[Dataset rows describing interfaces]
• • • • • • •
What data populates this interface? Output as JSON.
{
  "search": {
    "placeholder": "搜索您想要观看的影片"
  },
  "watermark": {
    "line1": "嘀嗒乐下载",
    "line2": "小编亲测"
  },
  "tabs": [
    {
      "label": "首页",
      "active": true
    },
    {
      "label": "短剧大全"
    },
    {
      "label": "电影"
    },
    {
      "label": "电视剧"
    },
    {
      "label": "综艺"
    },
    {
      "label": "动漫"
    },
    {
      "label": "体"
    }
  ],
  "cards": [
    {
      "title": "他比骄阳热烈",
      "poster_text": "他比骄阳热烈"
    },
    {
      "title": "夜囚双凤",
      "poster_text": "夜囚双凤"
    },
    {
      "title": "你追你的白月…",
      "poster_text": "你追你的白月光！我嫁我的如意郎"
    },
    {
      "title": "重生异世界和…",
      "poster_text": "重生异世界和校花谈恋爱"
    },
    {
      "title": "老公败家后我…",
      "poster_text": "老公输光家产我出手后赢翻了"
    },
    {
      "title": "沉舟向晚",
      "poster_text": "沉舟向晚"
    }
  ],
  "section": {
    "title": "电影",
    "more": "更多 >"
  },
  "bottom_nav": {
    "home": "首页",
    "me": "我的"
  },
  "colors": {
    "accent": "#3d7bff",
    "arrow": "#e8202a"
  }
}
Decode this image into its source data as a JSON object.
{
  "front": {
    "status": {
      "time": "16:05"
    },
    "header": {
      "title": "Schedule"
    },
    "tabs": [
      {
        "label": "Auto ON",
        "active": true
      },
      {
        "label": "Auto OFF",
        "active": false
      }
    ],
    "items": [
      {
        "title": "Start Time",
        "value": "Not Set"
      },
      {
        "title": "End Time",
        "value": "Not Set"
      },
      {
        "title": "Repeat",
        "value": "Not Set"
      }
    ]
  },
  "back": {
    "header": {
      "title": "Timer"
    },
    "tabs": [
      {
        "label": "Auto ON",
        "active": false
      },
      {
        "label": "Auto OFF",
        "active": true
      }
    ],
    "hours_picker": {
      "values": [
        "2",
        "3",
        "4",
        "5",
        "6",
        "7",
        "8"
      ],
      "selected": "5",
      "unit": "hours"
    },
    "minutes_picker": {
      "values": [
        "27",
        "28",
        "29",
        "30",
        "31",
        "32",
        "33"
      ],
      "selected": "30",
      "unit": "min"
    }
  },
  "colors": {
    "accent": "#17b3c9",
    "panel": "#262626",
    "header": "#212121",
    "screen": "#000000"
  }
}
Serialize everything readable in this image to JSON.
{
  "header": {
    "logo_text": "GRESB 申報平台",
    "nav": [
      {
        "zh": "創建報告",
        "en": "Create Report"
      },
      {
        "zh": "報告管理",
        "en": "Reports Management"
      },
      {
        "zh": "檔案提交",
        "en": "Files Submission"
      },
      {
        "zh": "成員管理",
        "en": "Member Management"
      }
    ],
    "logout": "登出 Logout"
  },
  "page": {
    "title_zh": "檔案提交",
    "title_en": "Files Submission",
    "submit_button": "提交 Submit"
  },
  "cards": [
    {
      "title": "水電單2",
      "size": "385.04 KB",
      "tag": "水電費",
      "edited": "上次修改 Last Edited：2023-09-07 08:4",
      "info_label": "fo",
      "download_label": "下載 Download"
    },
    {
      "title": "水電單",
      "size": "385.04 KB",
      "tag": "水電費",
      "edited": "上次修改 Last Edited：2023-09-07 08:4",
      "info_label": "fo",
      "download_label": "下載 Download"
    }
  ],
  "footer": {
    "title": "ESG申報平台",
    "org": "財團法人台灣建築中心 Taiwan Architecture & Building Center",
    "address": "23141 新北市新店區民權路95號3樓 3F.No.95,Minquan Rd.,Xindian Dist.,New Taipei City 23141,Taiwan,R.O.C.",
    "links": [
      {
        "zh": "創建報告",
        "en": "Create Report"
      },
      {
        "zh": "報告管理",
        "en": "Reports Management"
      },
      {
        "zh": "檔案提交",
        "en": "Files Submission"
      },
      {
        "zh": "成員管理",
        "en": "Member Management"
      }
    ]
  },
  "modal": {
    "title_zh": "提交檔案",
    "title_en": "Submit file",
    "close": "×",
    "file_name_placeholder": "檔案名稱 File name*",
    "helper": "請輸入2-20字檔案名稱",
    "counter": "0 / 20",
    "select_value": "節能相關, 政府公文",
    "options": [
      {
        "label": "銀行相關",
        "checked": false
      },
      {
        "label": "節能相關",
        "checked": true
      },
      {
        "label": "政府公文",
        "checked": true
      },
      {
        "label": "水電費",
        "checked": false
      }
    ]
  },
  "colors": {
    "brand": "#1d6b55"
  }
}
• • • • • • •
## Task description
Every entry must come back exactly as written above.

## Result below
What data populates this interface? Output as JSON.
{
  "search": {
    "placeholder": "搜索您想要观看的影片"
  },
  "watermark": {
    "line1": "嘀嗒乐下载",
    "line2": "小编亲测"
  },
  "tabs": [
    {
      "label": "首页",
      "active": true
    },
    {
      "label": "短剧大全"
    },
    {
      "label": "电影"
    },
    {
      "label": "电视剧"
    },
    {
      "label": "综艺"
    },
    {
      "label": "动漫"
    },
    {
      "label": "体"
    }
  ],
  "cards": [
    {
      "title": "他比骄阳热烈",
      "poster_text": "他比骄阳热烈"
    },
    {
      "title": "夜囚双凤",
      "poster_text": "夜囚双凤"
    },
    {
      "title": "你追你的白月…",
      "poster_text": "你追你的白月光！我嫁我的如意郎"
    },
    {
      "title": "重生异世界和…",
      "poster_text": "重生异世界和校花谈恋爱"
    },
    {
      "title": "老公败家后我…",
      "poster_text": "老公输光家产我出手后赢翻了"
    },
    {
      "title": "沉舟向晚",
      "poster_text": "沉舟向晚"
    }
  ],
  "section": {
    "title": "电影",
    "more": "更多 >"
  },
  "bottom_nav": {
    "home": "首页",
    "me": "我的"
  },
  "colors": {
    "accent": "#3d7bff",
    "arrow": "#e8202a"
  }
}
Decode this image into its source data as a JSON object.
{
  "front": {
    "status": {
      "time": "16:05"
    },
    "header": {
      "title": "Schedule"
    },
    "tabs": [
      {
        "label": "Auto ON",
        "active": true
      },
      {
        "label": "Auto OFF",
        "active": false
      }
    ],
    "items": [
      {
        "title": "Start Time",
        "value": "Not Set"
      },
      {
        "title": "End Time",
        "value": "Not Set"
      },
      {
        "title": "Repeat",
        "value": "Not Set"
      }
    ]
  },
  "back": {
    "header": {
      "title": "Timer"
    },
    "tabs": [
      {
        "label": "Auto ON",
        "active": false
      },
      {
        "label": "Auto OFF",
        "active": true
      }
    ],
    "hours_picker": {
      "values": [
        "2",
        "3",
        "4",
        "5",
        "6",
        "7",
        "8"
      ],
      "selected": "5",
      "unit": "hours"
    },
    "minutes_picker": {
      "values": [
        "27",
        "28",
        "29",
        "30",
        "31",
        "32",
        "33"
      ],
      "selected": "30",
      "unit": "min"
    }
  },
  "colors": {
    "accent": "#17b3c9",
    "panel": "#262626",
    "header": "#212121",
    "screen": "#000000"
  }
}
Serialize everything readable in this image to JSON.
{
  "header": {
    "logo_text": "GRESB 申報平台",
    "nav": [
      {
        "zh": "創建報告",
        "en": "Create Report"
      },
      {
        "zh": "報告管理",
        "en": "Reports Management"
      },
      {
        "zh": "檔案提交",
        "en": "Files Submission"
      },
      {
        "zh": "成員管理",
        "en": "Member Management"
      }
    ],
    "logout": "登出 Logout"
  },
  "page": {
    "title_zh": "檔案提交",
    "title_en": "Files Submission",
    "submit_button": "提交 Submit"
  },
  "cards": [
    {
      "title": "水電單2",
      "size": "385.04 KB",
      "tag": "水電費",
      "edited": "上次修改 Last Edited：2023-09-07 08:4",
      "info_label": "fo",
      "download_label": "下載 Download"
    },
    {
      "title": "水電單",
      "size": "385.04 KB",
      "tag": "水電費",
      "edited": "上次修改 Last Edited：2023-09-07 08:4",
      "info_label": "fo",
      "download_label": "下載 Download"
    }
  ],
  "footer": {
    "title": "ESG申報平台",
    "org": "財團法人台灣建築中心 Taiwan Architecture & Building Center",
    "address": "23141 新北市新店區民權路95號3樓 3F.No.95,Minquan Rd.,Xindian Dist.,New Taipei City 23141,Taiwan,R.O.C.",
    "links": [
      {
        "zh": "創建報告",
        "en": "Create Report"
      },
      {
        "zh": "報告管理",
        "en": "Reports Management"
      },
      {
        "zh": "檔案提交",
        "en": "Files Submission"
      },
      {
        "zh": "成員管理",
        "en": "Member Management"
      }
    ]
  },
  "modal": {
    "title_zh": "提交檔案",
    "title_en": "Submit file",
    "close": "×",
    "file_name_placeholder": "檔案名稱 File name*",
    "helper": "請輸入2-20字檔案名稱",
    "counter": "0 / 20",
    "select_value": "節能相關, 政府公文",
    "options": [
      {
        "label": "銀行相關",
        "checked": false
      },
      {
        "label": "節能相關",
        "checked": true
      },
      {
        "label": "政府公文",
        "checked": true
      },
      {
        "label": "水電費",
        "checked": false
      }
    ]
  },
  "colors": {
    "brand": "#1d6b55"
  }
}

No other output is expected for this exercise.